### WORK INSTRUCTION
Filter the records, keeping every line that has the string "badge".

Component data from apps and pages
========

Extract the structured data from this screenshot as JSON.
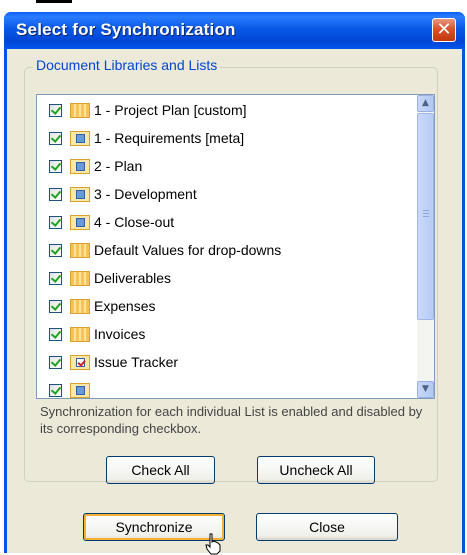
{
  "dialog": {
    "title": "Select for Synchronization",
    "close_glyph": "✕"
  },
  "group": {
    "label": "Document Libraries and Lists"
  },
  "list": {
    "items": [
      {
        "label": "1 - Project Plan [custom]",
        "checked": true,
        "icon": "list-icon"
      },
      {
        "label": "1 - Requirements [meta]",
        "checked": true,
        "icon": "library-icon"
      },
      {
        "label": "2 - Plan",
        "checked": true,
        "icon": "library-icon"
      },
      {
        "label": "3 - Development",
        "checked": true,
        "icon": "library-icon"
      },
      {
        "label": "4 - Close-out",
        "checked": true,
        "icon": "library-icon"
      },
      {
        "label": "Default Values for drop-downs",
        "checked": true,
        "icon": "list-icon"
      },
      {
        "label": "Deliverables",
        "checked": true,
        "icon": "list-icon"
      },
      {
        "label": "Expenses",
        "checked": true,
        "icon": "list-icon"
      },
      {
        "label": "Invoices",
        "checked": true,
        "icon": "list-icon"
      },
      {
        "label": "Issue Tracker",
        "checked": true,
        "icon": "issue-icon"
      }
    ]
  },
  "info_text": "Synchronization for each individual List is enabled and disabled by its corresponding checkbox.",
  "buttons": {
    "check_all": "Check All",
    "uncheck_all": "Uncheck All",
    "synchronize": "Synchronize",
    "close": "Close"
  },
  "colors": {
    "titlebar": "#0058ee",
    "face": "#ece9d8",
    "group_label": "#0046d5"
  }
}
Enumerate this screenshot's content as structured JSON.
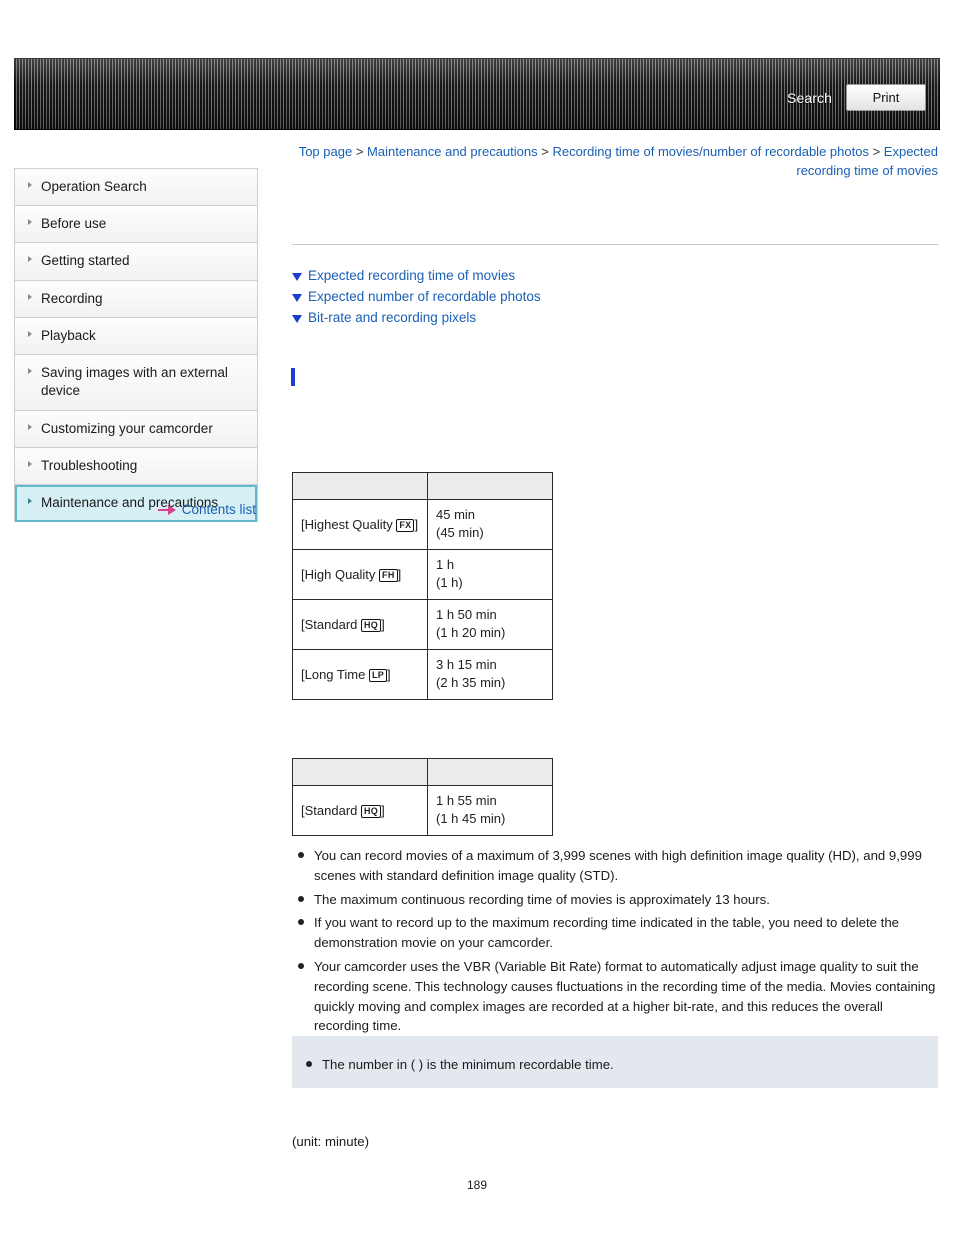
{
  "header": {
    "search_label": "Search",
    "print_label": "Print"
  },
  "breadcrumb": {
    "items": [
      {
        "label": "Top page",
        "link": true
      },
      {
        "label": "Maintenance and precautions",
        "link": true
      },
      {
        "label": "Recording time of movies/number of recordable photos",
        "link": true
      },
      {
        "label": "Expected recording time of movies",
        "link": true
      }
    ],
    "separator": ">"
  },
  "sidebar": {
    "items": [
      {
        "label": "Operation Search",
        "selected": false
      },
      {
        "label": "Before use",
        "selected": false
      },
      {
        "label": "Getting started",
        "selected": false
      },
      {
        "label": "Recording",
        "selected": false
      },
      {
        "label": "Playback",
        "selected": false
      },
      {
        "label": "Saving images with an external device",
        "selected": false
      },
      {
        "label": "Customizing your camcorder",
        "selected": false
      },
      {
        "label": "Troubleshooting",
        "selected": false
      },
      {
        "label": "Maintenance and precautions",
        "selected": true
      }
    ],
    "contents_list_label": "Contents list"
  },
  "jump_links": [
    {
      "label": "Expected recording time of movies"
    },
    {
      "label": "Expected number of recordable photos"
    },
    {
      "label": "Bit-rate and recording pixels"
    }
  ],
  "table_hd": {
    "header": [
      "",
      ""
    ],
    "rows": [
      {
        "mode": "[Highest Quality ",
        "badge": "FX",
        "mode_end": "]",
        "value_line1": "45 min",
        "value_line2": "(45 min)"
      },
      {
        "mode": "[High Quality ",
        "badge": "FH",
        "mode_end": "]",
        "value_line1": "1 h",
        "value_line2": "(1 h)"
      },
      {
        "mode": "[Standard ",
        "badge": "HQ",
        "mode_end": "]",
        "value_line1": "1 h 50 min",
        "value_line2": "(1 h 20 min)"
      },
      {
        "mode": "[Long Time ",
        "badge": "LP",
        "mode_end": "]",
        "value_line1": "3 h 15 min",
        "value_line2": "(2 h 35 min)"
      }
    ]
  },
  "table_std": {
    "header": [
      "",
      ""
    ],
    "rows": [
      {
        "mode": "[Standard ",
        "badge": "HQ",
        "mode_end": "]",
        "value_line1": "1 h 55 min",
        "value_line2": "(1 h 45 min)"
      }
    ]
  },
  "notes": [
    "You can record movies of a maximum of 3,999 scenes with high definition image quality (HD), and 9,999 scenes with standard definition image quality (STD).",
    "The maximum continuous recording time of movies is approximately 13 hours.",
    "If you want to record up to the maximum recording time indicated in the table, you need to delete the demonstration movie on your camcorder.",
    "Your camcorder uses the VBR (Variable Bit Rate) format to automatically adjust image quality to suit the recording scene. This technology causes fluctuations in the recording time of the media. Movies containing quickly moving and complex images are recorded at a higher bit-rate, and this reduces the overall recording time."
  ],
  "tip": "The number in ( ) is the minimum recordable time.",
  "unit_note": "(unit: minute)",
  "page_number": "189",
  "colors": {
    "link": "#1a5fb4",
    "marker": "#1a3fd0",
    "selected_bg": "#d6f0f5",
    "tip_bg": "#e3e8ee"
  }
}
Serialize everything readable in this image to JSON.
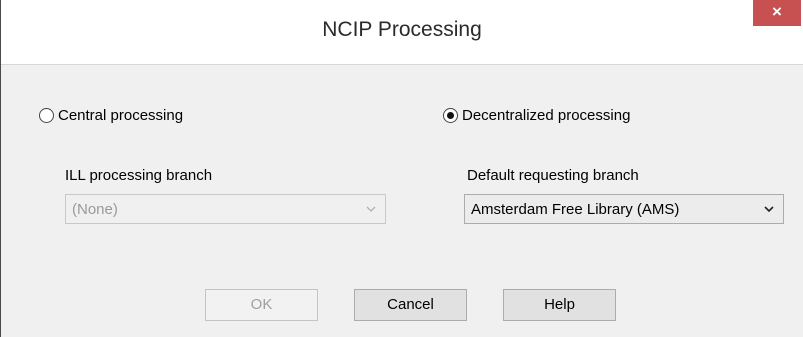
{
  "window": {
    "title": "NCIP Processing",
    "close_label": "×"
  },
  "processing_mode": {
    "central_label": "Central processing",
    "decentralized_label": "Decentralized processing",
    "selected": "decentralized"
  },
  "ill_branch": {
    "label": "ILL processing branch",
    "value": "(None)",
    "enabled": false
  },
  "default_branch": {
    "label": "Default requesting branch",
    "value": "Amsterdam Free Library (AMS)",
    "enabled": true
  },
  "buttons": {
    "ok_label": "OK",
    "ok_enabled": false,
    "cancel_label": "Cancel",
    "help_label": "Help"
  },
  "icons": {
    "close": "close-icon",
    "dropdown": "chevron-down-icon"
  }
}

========

### ANSWER BOX
        "badge": "FX",
        "badge": "FH",
        "badge": "HQ",
        "badge": "LP",
        "badge": "HQ",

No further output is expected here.